◆ **DIRECTIONS FOR THIS TASK**: In the records below, find the line containing "Serialize everything readable", then extract that line and all subsequent lines exactly, leaving out everything else.

----- RECORDED DATA

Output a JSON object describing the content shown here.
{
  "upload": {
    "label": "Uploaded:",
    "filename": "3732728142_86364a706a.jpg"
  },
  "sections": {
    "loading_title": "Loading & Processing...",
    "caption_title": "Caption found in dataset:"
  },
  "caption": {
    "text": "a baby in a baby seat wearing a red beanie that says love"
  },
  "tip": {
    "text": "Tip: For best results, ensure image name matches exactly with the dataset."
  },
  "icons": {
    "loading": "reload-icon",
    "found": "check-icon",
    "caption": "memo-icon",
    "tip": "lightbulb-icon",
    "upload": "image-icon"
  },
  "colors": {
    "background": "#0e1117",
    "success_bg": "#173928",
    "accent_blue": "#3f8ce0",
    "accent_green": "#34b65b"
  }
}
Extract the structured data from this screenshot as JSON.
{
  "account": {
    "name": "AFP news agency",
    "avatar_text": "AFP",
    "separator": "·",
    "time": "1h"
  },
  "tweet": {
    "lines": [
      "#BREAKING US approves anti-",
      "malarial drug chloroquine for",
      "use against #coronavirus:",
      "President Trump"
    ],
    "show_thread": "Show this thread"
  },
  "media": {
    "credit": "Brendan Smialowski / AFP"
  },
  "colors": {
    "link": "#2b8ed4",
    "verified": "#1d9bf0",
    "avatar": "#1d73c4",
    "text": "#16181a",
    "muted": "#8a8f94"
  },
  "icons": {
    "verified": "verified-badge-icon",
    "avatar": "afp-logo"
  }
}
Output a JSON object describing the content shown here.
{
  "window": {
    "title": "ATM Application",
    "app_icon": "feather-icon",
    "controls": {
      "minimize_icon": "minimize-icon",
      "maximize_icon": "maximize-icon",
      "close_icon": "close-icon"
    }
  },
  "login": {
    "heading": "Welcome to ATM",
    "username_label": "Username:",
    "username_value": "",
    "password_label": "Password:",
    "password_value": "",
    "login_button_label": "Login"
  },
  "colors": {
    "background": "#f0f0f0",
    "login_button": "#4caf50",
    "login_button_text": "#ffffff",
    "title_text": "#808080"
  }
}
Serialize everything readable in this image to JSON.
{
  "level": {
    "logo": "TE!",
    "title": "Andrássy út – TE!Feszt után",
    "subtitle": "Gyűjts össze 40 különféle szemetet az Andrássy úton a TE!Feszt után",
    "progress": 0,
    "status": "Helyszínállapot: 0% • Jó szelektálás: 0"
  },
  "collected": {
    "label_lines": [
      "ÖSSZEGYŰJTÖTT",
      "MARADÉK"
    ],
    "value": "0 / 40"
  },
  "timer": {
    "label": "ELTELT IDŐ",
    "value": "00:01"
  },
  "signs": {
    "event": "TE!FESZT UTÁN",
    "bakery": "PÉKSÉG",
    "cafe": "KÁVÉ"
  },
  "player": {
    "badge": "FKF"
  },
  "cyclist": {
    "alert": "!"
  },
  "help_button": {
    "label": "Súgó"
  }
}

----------

◆ **WRITTEN SOLUTION**:
Serialize everything readable in this image to JSON.
{
  "level": {
    "logo": "TE!",
    "title": "Andrássy út – TE!Feszt után",
    "subtitle": "Gyűjts össze 40 különféle szemetet az Andrássy úton a TE!Feszt után",
    "progress": 0,
    "status": "Helyszínállapot: 0% • Jó szelektálás: 0"
  },
  "collected": {
    "label_lines": [
      "ÖSSZEGYŰJTÖTT",
      "MARADÉK"
    ],
    "value": "0 / 40"
  },
  "timer": {
    "label": "ELTELT IDŐ",
    "value": "00:01"
  },
  "signs": {
    "event": "TE!FESZT UTÁN",
    "bakery": "PÉKSÉG",
    "cafe": "KÁVÉ"
  },
  "player": {
    "badge": "FKF"
  },
  "cyclist": {
    "alert": "!"
  },
  "help_button": {
    "label": "Súgó"
  }
}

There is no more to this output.